# [About this task]
When the string "Welcome" is part of a line in the data below, report the whole line.

(Page and application data records)
◇ ◇ ◇ ◇ ◇

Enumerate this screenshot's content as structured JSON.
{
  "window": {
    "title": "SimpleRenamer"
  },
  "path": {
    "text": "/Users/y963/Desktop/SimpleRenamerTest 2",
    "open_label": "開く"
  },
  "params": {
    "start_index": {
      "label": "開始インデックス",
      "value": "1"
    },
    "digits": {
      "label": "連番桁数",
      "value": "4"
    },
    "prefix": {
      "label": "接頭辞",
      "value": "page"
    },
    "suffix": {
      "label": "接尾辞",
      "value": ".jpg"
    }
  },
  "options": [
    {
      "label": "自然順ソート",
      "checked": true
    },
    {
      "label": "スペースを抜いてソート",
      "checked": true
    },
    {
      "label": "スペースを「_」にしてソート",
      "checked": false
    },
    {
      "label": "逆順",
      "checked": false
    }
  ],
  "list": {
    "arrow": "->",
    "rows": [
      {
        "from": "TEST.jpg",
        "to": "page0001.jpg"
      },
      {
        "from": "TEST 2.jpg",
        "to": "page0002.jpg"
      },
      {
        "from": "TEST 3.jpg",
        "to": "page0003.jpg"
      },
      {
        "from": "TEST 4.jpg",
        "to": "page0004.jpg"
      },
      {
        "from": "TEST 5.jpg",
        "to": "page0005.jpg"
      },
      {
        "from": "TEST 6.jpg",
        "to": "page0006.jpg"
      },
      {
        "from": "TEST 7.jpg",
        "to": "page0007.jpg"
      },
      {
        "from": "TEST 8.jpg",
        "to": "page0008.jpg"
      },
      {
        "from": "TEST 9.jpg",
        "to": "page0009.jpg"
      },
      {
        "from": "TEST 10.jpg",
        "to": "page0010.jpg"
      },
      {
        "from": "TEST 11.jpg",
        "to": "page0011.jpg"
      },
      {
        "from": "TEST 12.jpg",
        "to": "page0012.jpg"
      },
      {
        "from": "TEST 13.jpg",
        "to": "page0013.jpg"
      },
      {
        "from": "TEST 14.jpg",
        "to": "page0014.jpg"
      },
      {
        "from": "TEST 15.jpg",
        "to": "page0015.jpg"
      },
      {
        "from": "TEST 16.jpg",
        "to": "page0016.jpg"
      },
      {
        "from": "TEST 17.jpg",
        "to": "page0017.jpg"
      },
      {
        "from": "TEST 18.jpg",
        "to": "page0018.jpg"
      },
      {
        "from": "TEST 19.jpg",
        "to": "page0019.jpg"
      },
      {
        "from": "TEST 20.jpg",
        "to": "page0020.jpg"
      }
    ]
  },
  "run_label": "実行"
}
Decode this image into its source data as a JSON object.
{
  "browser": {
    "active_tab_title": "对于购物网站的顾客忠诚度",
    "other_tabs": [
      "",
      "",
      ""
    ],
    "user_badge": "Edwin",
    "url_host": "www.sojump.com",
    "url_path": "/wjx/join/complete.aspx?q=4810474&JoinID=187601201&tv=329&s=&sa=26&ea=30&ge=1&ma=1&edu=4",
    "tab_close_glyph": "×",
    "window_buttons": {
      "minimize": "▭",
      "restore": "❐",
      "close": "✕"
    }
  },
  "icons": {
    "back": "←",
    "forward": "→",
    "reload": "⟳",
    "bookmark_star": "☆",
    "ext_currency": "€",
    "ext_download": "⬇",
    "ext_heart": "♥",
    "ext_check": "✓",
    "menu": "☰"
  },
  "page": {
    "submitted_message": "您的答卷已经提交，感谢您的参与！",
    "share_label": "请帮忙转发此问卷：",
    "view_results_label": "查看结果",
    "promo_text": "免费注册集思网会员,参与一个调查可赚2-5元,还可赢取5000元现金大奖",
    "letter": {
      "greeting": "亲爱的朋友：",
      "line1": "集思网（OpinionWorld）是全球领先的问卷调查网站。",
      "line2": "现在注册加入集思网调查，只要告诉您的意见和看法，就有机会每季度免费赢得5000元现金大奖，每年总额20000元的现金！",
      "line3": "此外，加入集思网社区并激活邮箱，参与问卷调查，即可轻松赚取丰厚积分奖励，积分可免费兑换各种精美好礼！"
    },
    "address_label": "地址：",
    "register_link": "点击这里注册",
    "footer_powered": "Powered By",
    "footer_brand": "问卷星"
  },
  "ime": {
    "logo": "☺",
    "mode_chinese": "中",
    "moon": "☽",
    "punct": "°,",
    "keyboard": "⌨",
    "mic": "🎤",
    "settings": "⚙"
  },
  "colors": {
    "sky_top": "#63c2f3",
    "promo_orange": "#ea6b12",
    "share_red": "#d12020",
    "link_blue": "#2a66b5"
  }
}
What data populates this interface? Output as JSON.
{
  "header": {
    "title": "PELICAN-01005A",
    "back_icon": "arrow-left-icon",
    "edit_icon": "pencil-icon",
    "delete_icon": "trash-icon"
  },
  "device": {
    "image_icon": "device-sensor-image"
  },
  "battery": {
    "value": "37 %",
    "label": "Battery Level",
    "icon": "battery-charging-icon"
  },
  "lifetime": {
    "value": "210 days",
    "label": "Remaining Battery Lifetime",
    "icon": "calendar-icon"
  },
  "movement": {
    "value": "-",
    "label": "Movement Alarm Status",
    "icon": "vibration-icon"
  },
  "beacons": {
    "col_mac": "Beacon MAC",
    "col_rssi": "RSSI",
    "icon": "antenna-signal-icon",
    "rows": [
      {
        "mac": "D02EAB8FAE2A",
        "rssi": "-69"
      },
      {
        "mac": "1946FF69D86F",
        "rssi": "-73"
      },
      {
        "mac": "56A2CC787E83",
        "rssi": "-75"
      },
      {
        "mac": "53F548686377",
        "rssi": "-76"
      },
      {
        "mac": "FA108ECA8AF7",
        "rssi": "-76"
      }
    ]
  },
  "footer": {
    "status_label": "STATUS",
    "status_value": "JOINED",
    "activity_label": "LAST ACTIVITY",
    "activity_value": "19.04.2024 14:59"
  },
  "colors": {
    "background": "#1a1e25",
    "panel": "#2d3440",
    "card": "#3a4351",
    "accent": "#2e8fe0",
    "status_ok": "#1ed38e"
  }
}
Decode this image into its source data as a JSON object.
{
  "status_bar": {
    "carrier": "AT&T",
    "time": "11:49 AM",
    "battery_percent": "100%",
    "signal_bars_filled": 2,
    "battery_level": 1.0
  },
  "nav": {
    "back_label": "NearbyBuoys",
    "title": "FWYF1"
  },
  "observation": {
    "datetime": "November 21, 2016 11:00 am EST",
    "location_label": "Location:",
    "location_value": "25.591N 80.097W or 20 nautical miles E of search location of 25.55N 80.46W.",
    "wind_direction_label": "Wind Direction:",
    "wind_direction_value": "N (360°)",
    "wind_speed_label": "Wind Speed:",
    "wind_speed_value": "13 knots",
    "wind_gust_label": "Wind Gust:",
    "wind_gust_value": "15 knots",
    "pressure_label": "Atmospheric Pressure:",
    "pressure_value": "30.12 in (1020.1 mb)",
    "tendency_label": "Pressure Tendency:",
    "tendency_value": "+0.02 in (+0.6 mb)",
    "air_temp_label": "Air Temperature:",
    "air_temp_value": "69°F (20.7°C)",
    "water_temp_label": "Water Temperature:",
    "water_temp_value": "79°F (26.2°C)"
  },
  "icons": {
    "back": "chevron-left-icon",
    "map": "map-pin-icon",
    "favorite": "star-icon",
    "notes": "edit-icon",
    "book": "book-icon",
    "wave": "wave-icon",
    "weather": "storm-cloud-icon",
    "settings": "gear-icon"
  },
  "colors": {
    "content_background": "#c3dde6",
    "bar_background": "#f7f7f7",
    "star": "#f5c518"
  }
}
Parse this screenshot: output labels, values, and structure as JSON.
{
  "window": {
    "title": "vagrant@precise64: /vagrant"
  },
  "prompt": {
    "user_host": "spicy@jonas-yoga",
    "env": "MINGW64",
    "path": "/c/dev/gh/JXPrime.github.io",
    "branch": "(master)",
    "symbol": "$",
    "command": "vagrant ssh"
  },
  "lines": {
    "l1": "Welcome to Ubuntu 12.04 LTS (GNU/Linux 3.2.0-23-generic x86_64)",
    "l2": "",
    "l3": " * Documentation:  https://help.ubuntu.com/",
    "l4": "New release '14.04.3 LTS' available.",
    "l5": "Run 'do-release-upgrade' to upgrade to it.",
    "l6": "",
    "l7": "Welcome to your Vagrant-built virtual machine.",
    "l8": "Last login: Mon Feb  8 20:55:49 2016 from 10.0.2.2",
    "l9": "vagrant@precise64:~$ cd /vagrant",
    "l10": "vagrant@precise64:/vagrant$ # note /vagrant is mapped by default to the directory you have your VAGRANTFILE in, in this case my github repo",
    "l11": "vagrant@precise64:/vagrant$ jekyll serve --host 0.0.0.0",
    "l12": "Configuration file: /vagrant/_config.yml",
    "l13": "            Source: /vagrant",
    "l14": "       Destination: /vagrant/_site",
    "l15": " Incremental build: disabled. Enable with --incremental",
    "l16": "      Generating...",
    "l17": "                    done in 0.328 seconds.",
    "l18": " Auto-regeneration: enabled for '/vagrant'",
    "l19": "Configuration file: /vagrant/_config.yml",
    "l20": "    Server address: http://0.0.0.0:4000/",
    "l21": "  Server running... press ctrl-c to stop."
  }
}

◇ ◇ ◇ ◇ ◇

# [Solved problem]
    "l1": "Welcome to Ubuntu 12.04 LTS (GNU/Linux 3.2.0-23-generic x86_64)",
    "l7": "Welcome to your Vagrant-built virtual machine.",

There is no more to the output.